*** Opening THE DATA ***

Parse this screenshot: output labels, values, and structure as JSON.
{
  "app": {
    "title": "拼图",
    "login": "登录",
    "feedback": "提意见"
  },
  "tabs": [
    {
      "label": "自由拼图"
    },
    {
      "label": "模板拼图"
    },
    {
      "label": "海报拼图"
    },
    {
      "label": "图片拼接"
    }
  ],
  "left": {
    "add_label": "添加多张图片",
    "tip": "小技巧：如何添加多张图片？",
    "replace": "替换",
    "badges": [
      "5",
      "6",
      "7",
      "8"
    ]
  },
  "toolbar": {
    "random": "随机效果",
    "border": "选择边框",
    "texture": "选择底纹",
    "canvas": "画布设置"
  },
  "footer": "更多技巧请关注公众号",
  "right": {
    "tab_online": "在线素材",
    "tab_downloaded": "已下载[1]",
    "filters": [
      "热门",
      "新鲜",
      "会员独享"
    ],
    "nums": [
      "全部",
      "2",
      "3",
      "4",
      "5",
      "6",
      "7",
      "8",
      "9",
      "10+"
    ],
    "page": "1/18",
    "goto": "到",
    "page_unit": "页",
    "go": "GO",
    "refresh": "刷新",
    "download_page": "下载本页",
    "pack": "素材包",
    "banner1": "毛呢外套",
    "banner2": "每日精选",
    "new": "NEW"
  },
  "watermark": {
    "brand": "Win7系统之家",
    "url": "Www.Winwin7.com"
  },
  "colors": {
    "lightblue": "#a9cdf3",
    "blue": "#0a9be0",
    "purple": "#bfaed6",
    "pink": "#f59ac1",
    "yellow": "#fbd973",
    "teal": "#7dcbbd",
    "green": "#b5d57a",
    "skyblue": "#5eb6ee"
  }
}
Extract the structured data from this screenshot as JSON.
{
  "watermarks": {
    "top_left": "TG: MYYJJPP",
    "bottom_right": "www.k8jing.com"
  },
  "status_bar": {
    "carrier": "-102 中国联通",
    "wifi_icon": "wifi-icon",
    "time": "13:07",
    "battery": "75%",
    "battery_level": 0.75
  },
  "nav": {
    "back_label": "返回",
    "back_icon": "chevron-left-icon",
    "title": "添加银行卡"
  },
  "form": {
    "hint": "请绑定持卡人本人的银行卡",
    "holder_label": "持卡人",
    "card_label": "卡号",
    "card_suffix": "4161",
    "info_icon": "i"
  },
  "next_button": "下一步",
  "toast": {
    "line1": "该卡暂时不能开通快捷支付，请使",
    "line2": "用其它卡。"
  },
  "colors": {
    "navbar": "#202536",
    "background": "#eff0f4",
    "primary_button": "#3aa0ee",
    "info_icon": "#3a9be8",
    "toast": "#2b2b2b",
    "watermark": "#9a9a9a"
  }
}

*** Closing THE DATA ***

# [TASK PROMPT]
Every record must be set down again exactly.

# [THE COMPLETED TASK]
Parse this screenshot: output labels, values, and structure as JSON.
{
  "app": {
    "title": "拼图",
    "login": "登录",
    "feedback": "提意见"
  },
  "tabs": [
    {
      "label": "自由拼图"
    },
    {
      "label": "模板拼图"
    },
    {
      "label": "海报拼图"
    },
    {
      "label": "图片拼接"
    }
  ],
  "left": {
    "add_label": "添加多张图片",
    "tip": "小技巧：如何添加多张图片？",
    "replace": "替换",
    "badges": [
      "5",
      "6",
      "7",
      "8"
    ]
  },
  "toolbar": {
    "random": "随机效果",
    "border": "选择边框",
    "texture": "选择底纹",
    "canvas": "画布设置"
  },
  "footer": "更多技巧请关注公众号",
  "right": {
    "tab_online": "在线素材",
    "tab_downloaded": "已下载[1]",
    "filters": [
      "热门",
      "新鲜",
      "会员独享"
    ],
    "nums": [
      "全部",
      "2",
      "3",
      "4",
      "5",
      "6",
      "7",
      "8",
      "9",
      "10+"
    ],
    "page": "1/18",
    "goto": "到",
    "page_unit": "页",
    "go": "GO",
    "refresh": "刷新",
    "download_page": "下载本页",
    "pack": "素材包",
    "banner1": "毛呢外套",
    "banner2": "每日精选",
    "new": "NEW"
  },
  "watermark": {
    "brand": "Win7系统之家",
    "url": "Www.Winwin7.com"
  },
  "colors": {
    "lightblue": "#a9cdf3",
    "blue": "#0a9be0",
    "purple": "#bfaed6",
    "pink": "#f59ac1",
    "yellow": "#fbd973",
    "teal": "#7dcbbd",
    "green": "#b5d57a",
    "skyblue": "#5eb6ee"
  }
}
Extract the structured data from this screenshot as JSON.
{
  "watermarks": {
    "top_left": "TG: MYYJJPP",
    "bottom_right": "www.k8jing.com"
  },
  "status_bar": {
    "carrier": "-102 中国联通",
    "wifi_icon": "wifi-icon",
    "time": "13:07",
    "battery": "75%",
    "battery_level": 0.75
  },
  "nav": {
    "back_label": "返回",
    "back_icon": "chevron-left-icon",
    "title": "添加银行卡"
  },
  "form": {
    "hint": "请绑定持卡人本人的银行卡",
    "holder_label": "持卡人",
    "card_label": "卡号",
    "card_suffix": "4161",
    "info_icon": "i"
  },
  "next_button": "下一步",
  "toast": {
    "line1": "该卡暂时不能开通快捷支付，请使",
    "line2": "用其它卡。"
  },
  "colors": {
    "navbar": "#202536",
    "background": "#eff0f4",
    "primary_button": "#3aa0ee",
    "info_icon": "#3a9be8",
    "toast": "#2b2b2b",
    "watermark": "#9a9a9a"
  }
}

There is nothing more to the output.